Tax Sovereignty: All countries (including the United States) have the right to create their own domestic tax policy. The question is how to solve the problem of US citizenship-based taxation from an international perspective.
The problem: US citizenship-based taxation means that US citizens are tax residents of the United States even when they are tax residents of other countries. Interestingly US tax treaties contain a provision called the “saving clause” which denies US citizens the benefits of a tax treaties. See for example Article XXIX of the Canada US Tax Treaty. Tax treaties generally include a residence tie breaker (usually Article IV) which allocates the tax residency of dual tax residents to one country or another. See for example Article IV of the Canada/US Tax Treaty. The “saving clause” denies residency tie break provisions to US citizens.
A solution: The saving clause always contains provisions that specify circumstances where the saving clause would not apply (double taxation, pensions, etc.). If the Article 4 residency tie breaker were added to the list of exceptions to the saving clause, then under the treaty:
1. US citizens would be eligible to benefit from residency tie break provisions; and

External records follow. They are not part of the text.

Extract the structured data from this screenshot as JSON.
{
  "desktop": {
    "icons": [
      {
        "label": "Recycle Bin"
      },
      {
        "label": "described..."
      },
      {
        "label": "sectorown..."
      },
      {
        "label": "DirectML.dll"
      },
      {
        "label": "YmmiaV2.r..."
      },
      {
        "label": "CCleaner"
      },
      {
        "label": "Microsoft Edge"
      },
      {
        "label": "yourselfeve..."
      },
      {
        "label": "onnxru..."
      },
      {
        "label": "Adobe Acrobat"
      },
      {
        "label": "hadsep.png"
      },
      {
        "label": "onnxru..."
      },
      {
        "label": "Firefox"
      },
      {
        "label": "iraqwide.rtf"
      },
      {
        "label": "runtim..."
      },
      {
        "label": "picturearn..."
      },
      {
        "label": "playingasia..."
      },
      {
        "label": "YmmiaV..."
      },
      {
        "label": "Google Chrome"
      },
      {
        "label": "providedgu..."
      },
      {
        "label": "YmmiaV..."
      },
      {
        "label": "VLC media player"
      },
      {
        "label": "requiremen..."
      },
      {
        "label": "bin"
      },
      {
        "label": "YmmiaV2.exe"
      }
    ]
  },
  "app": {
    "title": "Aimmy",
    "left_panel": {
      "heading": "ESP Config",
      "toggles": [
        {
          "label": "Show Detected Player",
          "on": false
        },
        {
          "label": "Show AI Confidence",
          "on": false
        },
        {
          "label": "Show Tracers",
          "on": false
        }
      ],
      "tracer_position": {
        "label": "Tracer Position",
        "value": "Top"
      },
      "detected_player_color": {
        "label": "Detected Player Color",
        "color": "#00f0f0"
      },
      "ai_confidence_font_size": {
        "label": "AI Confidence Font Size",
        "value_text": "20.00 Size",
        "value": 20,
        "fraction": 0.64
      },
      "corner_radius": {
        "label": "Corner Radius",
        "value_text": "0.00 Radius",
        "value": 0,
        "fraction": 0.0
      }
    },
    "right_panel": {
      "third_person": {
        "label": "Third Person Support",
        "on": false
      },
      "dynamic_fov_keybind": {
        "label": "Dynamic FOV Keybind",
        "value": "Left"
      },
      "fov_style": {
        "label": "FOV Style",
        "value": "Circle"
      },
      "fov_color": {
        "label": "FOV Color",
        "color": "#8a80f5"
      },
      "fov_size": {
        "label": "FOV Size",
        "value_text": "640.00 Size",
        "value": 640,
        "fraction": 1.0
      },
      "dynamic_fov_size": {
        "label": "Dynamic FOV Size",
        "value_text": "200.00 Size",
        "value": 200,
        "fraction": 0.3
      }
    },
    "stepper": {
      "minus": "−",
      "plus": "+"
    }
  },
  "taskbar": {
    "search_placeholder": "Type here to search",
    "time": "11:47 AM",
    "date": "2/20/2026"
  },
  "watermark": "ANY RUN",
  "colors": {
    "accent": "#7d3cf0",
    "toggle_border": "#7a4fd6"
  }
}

2. The treaty would allocate tax residency to the country where the individual actually lived and would specifically mean that US citizens would NOT be tax residents of the United States.
Notice that this solves the problems for individuals in all countries without discussing the specific problems that citizenship-based taxation causes in any one country.
A new multilateral agreement?
In addition (or as an alternative) to amending existing tax treaties, it would make sense for there to be a new multilateral agreement which would establish the principle that individuals can be a tax resident of only one country at at time.
In this podcast listen to SEAT co-founders Karen Alpert, John Richardson and Laura Snyder discuss the problem and and this solution:
Further reading …
Should Overseas Americans Be Required to Buy Their Freedom? Tax Notes, July 12, 2021
Mission Impossible: Extraterritorial Taxation and the IRS, Tax Notes, March 22, 2021.
Taxing the American Emigrant, The Tax Lawyer, Feb., 2021.
A Simple Regulatory Fix for Citizenship Taxation, Tax Notes, Oct. 12, 2020.
The Criminalization of the American Emigrant, Tax Notes June 29, 2020.
The Implications of Tax Residence for Human Rights (Paper prepared for the Accounting & Finance Association of Australia and New Zealand (AFAANZ) 2020 Annual Conference 1-11, July 5-7, 2020).
Callous Neglect: The Impact of United States Tax Reform on Nonresident Citizens, draft Jan. 8, 2019.
Investing with One Hand Tied Behind Your Back – An Australian Perspective on United States Tax Rules for Non-Resident Citizens, Jan. 8, 2018
SEAT‘s survey, May 4, 2021: http://seatnow.org/survey_report_intro_page/
One thought on “A Proposed Pillar 3 for International Tax Reform: Individuals Should Be Tax Residents of Only One Country at a Time”
SEATNOW should draft a letter to Rep Dina Titus, Beyer and Raskin asking them to lobby for this in the BBB. Ask AARO & ACA to sign on.